[Collected data]
□ □ □

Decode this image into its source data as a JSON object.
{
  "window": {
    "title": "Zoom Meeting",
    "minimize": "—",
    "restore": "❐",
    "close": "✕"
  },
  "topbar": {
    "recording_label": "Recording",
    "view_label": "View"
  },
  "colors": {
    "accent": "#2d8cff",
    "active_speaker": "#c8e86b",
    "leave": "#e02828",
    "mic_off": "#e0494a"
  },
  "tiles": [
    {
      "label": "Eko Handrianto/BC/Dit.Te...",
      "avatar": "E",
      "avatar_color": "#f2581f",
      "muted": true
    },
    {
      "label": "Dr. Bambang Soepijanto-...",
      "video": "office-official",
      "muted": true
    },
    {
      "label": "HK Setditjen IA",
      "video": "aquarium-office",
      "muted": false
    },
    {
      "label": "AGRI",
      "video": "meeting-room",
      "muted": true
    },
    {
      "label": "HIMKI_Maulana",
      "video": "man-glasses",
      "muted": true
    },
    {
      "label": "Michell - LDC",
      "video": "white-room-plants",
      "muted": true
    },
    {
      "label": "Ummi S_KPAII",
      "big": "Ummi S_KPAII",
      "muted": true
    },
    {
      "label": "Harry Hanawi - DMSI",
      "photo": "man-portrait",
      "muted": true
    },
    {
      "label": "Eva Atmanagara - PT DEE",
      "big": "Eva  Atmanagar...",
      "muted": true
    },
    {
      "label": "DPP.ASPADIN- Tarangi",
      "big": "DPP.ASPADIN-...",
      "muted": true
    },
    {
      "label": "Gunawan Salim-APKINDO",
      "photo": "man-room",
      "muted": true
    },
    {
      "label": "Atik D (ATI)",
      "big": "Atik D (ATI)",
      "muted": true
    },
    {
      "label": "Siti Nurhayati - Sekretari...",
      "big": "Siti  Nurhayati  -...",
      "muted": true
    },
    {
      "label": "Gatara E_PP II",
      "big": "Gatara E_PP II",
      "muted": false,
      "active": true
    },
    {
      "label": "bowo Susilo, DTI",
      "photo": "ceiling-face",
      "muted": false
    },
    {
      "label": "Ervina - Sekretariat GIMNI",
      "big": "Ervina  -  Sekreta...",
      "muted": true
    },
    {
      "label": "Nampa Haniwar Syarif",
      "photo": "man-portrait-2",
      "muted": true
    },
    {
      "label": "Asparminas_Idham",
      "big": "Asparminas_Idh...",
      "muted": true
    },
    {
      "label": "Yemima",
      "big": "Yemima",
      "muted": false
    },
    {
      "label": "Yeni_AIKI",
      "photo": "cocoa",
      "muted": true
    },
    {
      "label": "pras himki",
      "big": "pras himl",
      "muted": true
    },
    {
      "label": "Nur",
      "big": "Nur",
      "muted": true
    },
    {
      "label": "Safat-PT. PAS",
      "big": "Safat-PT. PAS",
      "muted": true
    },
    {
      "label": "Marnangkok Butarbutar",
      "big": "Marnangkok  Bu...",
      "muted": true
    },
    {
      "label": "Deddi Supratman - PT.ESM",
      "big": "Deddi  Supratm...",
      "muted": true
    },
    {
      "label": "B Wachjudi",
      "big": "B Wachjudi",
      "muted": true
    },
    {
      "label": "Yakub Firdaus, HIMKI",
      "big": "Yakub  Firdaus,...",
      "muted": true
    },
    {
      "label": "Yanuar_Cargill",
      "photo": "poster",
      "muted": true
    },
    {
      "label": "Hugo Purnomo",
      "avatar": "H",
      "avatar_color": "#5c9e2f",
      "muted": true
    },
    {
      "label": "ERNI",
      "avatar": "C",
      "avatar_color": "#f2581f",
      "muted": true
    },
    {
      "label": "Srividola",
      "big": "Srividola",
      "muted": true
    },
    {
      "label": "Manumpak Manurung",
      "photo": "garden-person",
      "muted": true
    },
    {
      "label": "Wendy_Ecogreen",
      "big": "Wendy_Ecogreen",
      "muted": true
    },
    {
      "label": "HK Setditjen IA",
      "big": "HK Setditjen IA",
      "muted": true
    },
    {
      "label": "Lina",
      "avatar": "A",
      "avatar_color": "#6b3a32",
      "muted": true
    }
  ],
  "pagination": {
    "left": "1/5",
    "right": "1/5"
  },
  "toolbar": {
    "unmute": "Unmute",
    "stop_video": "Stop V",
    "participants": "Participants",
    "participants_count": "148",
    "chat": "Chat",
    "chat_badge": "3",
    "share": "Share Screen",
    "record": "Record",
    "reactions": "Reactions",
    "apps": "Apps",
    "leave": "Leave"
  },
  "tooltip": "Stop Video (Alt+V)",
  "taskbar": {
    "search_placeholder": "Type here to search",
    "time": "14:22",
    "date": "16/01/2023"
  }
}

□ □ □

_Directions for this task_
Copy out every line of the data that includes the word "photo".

_Answer to the exercise_
      "photo": "man-portrait",
      "photo": "man-room",
      "photo": "ceiling-face",
      "photo": "man-portrait-2",
      "photo": "cocoa",
      "photo": "poster",
      "photo": "garden-person",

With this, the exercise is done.